“As MIT’s partner in shaping the future of AI, IBM is excited by this new initiative,” says Ginni Rometty IBM chairman CEO. “The establishment of the MIT Schwarzman College of Computing is an unprecedented investment in the promise of this technology. It will build powerfully on the pioneering research taking place through the MIT-IBM Watson AI Lab. Together, we will continue to unlock the massive potential of AI and explore its ethical and economic impacts on society.”
Sparking Thought Around Policy and Ethics
The MIT Schwarzman College of Computing will seek to be not only a center of advances in computing, but also a place for teaching and research on relevant policy and ethics to better ensure that the groundbreaking technologies of the future are responsibly implemented in support of the greater good. To advance these priorities, the College will:
--develop new curricula that will connect computer science and AI with other disciplines;
--host forums to engage national leaders from business, government, academia, and journalism to examine the anticipated outcomes of advances in AI and machine learning, and to shape policies around the ethics of AI;
--encourage scientists, engineers, and social scientists to collaborate on analysis of emerging technology, and on research that will serve industry, policymakers, and the broader research community; and
--offer selective undergraduate research opportunities, graduate fellowships in ethics and AI, a seed-grant program for faculty, and a fellowship program to attract distinguished individuals from other universities, government, industry, and journalism.

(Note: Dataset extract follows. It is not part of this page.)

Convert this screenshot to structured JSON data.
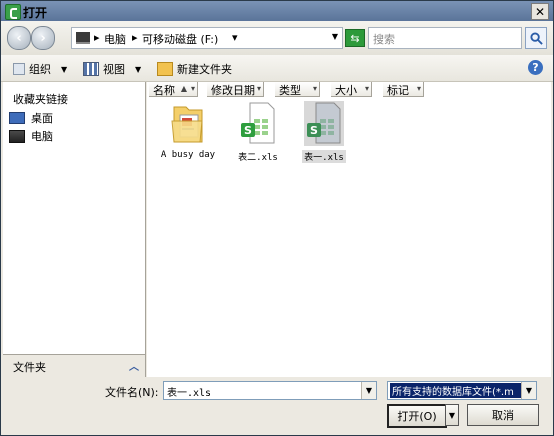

“Computing is no longer the domain of the experts alone. It’s everywhere, and it needs to be understood and mastered by almost everyone. In that context, for a host of reasons, society is uneasy about technology — and at MIT, that’s a signal we must take very seriously,” President Reif says. “Technological advancements must go hand in hand with the development of ethical guidelines that anticipate the risks of such enormously powerful innovations. This is why we must make sure that the leaders we graduate offer the world not only technological wizardry but also human wisdom — the cultural, ethical, and historical consciousness to use technology for the common good.”